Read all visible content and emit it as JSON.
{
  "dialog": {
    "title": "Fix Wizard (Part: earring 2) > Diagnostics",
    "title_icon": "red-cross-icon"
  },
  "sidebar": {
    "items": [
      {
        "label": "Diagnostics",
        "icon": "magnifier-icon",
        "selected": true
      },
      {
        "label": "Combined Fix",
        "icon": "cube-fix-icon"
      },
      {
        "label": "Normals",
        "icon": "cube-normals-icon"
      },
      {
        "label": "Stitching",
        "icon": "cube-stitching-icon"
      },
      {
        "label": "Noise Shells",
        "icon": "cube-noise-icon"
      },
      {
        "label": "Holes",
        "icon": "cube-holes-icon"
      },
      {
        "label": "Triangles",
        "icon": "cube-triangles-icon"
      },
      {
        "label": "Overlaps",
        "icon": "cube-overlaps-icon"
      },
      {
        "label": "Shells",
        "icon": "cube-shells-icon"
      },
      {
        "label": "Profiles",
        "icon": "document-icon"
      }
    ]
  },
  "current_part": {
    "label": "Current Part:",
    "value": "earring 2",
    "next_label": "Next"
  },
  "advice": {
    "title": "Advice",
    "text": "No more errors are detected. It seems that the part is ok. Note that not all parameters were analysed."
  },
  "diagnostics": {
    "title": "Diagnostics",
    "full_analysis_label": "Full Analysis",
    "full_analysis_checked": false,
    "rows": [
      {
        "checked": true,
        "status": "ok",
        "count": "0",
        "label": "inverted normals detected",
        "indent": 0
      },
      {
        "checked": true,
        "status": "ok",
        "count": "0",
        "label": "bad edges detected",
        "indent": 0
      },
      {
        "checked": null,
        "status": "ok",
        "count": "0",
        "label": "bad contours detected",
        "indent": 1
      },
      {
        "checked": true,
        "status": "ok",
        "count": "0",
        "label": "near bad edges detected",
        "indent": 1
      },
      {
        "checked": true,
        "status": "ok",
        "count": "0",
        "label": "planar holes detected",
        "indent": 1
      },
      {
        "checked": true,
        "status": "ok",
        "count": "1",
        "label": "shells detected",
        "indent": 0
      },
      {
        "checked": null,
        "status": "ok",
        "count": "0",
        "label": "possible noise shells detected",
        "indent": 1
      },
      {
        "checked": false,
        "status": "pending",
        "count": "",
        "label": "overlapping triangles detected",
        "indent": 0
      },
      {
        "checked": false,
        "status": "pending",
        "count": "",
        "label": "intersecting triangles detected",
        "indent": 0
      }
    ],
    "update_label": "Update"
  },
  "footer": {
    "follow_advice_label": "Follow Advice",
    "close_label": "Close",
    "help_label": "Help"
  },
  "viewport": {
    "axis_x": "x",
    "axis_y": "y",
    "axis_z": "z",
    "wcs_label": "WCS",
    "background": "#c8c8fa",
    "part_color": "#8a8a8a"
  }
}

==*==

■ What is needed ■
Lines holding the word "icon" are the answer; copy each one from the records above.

■ Result of the exercise ■
    "title_icon": "red-cross-icon"
        "icon": "magnifier-icon",
        "icon": "cube-fix-icon"
        "icon": "cube-normals-icon"
        "icon": "cube-stitching-icon"
        "icon": "cube-noise-icon"
        "icon": "cube-holes-icon"
        "icon": "cube-triangles-icon"
        "icon": "cube-overlaps-icon"
        "icon": "cube-shells-icon"
        "icon": "document-icon"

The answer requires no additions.